(Stored dataset items):
+ + + + +
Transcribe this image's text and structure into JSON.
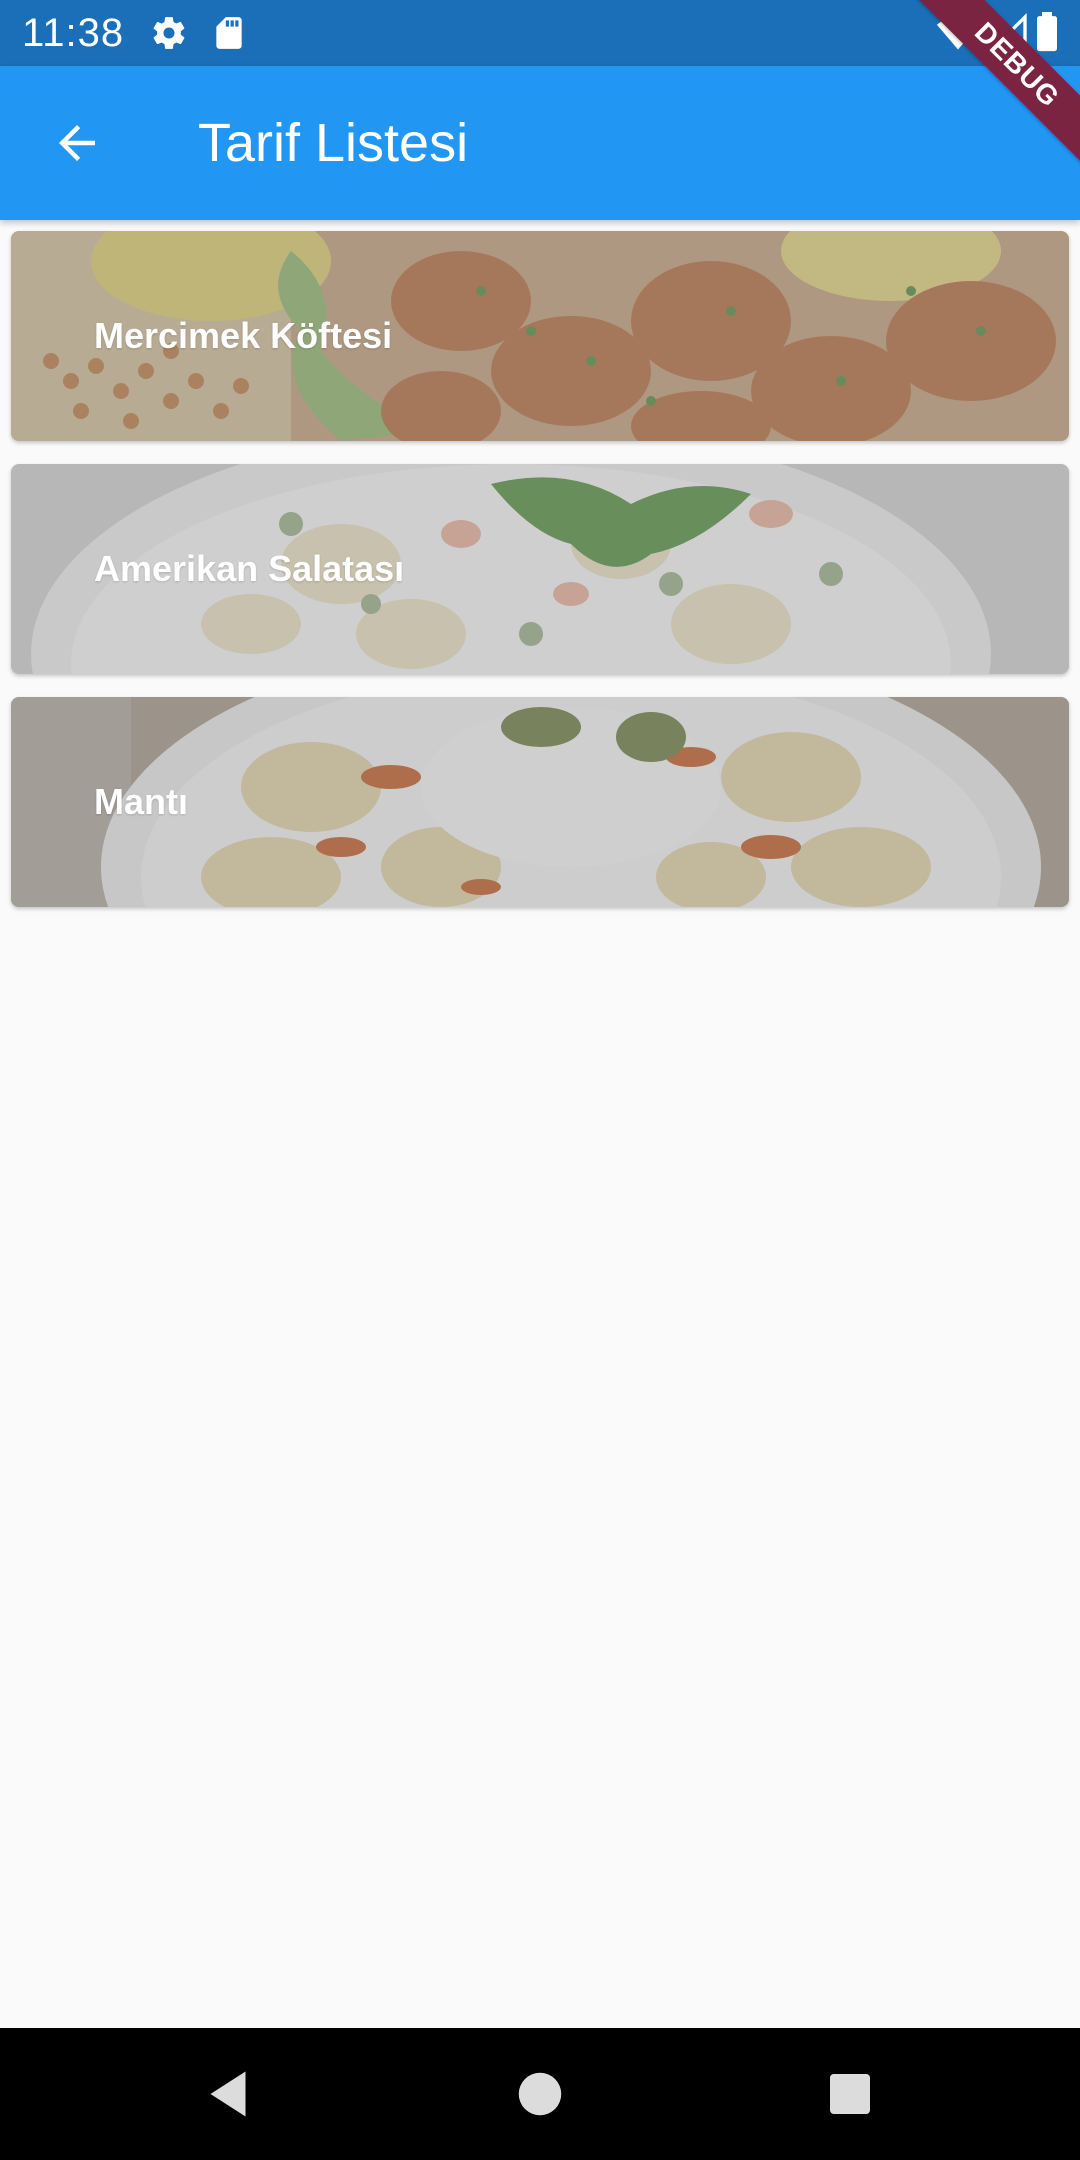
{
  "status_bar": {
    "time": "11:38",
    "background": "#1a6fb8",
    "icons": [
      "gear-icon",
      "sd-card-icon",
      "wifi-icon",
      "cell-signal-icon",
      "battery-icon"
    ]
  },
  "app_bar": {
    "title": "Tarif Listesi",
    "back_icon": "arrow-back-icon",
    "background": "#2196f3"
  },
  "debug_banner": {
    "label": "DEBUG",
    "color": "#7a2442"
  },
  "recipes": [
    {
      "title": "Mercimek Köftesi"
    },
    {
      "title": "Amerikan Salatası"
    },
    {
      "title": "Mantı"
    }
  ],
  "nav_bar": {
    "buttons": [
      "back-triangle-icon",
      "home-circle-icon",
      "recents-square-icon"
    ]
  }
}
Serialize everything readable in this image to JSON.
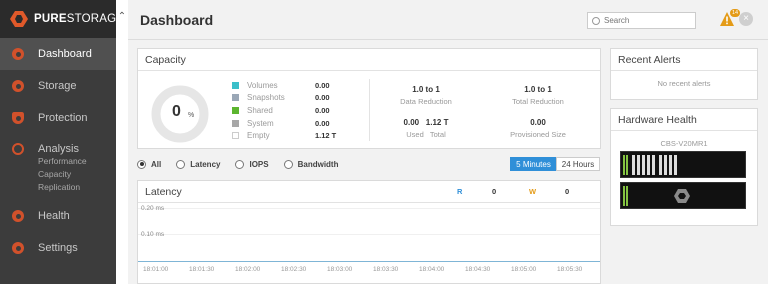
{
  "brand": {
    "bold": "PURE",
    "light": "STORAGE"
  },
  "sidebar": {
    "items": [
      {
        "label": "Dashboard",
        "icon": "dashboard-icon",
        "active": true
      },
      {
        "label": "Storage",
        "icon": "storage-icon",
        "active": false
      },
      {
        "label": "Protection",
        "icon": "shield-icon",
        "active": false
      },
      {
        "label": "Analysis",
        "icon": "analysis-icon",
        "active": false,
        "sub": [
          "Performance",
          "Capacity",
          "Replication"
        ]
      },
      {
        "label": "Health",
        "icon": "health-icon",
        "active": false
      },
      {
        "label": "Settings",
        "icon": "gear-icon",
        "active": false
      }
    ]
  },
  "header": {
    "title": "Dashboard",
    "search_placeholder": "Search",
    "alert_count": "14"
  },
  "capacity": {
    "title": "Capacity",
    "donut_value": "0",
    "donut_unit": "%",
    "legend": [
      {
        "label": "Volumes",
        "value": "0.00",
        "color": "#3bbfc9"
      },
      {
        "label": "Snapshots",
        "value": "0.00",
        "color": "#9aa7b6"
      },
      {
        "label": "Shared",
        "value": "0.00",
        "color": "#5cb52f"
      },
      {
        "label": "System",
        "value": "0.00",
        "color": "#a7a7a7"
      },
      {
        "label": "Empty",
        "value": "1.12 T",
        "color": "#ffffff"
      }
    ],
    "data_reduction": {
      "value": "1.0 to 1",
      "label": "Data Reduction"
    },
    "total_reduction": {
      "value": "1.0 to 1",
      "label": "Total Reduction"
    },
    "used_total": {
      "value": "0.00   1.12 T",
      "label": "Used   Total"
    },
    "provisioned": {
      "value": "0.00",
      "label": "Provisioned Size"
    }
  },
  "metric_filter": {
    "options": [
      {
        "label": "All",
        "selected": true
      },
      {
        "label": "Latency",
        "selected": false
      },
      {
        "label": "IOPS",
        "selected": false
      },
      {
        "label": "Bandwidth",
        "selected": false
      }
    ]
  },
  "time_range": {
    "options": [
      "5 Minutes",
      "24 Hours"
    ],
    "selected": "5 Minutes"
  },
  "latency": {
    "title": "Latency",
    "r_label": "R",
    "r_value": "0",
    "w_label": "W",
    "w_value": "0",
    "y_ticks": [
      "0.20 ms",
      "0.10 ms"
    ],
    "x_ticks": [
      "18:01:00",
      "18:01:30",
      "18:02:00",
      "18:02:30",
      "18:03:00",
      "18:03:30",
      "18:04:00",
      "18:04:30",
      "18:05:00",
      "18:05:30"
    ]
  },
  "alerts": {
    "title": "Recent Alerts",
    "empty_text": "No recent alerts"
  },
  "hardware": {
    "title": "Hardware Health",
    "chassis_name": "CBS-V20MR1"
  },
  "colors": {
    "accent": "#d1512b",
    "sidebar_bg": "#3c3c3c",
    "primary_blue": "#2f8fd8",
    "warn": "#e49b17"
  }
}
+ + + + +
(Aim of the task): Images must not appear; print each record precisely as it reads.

(Result of this task):
Transcribe this image's text and structure into JSON.
{
  "status_bar": {
    "time": "11:38",
    "background": "#1a6fb8",
    "icons": [
      "gear-icon",
      "sd-card-icon",
      "wifi-icon",
      "cell-signal-icon",
      "battery-icon"
    ]
  },
  "app_bar": {
    "title": "Tarif Listesi",
    "back_icon": "arrow-back-icon",
    "background": "#2196f3"
  },
  "debug_banner": {
    "label": "DEBUG",
    "color": "#7a2442"
  },
  "recipes": [
    {
      "title": "Mercimek Köftesi"
    },
    {
      "title": "Amerikan Salatası"
    },
    {
      "title": "Mantı"
    }
  ],
  "nav_bar": {
    "buttons": [
      "back-triangle-icon",
      "home-circle-icon",
      "recents-square-icon"
    ]
  }
}
Serialize everything readable in this image to JSON.
{
  "brand": {
    "bold": "PURE",
    "light": "STORAGE"
  },
  "sidebar": {
    "items": [
      {
        "label": "Dashboard",
        "icon": "dashboard-icon",
        "active": true
      },
      {
        "label": "Storage",
        "icon": "storage-icon",
        "active": false
      },
      {
        "label": "Protection",
        "icon": "shield-icon",
        "active": false
      },
      {
        "label": "Analysis",
        "icon": "analysis-icon",
        "active": false,
        "sub": [
          "Performance",
          "Capacity",
          "Replication"
        ]
      },
      {
        "label": "Health",
        "icon": "health-icon",
        "active": false
      },
      {
        "label": "Settings",
        "icon": "gear-icon",
        "active": false
      }
    ]
  },
  "header": {
    "title": "Dashboard",
    "search_placeholder": "Search",
    "alert_count": "14"
  },
  "capacity": {
    "title": "Capacity",
    "donut_value": "0",
    "donut_unit": "%",
    "legend": [
      {
        "label": "Volumes",
        "value": "0.00",
        "color": "#3bbfc9"
      },
      {
        "label": "Snapshots",
        "value": "0.00",
        "color": "#9aa7b6"
      },
      {
        "label": "Shared",
        "value": "0.00",
        "color": "#5cb52f"
      },
      {
        "label": "System",
        "value": "0.00",
        "color": "#a7a7a7"
      },
      {
        "label": "Empty",
        "value": "1.12 T",
        "color": "#ffffff"
      }
    ],
    "data_reduction": {
      "value": "1.0 to 1",
      "label": "Data Reduction"
    },
    "total_reduction": {
      "value": "1.0 to 1",
      "label": "Total Reduction"
    },
    "used_total": {
      "value": "0.00   1.12 T",
      "label": "Used   Total"
    },
    "provisioned": {
      "value": "0.00",
      "label": "Provisioned Size"
    }
  },
  "metric_filter": {
    "options": [
      {
        "label": "All",
        "selected": true
      },
      {
        "label": "Latency",
        "selected": false
      },
      {
        "label": "IOPS",
        "selected": false
      },
      {
        "label": "Bandwidth",
        "selected": false
      }
    ]
  },
  "time_range": {
    "options": [
      "5 Minutes",
      "24 Hours"
    ],
    "selected": "5 Minutes"
  },
  "latency": {
    "title": "Latency",
    "r_label": "R",
    "r_value": "0",
    "w_label": "W",
    "w_value": "0",
    "y_ticks": [
      "0.20 ms",
      "0.10 ms"
    ],
    "x_ticks": [
      "18:01:00",
      "18:01:30",
      "18:02:00",
      "18:02:30",
      "18:03:00",
      "18:03:30",
      "18:04:00",
      "18:04:30",
      "18:05:00",
      "18:05:30"
    ]
  },
  "alerts": {
    "title": "Recent Alerts",
    "empty_text": "No recent alerts"
  },
  "hardware": {
    "title": "Hardware Health",
    "chassis_name": "CBS-V20MR1"
  },
  "colors": {
    "accent": "#d1512b",
    "sidebar_bg": "#3c3c3c",
    "primary_blue": "#2f8fd8",
    "warn": "#e49b17"
  }
}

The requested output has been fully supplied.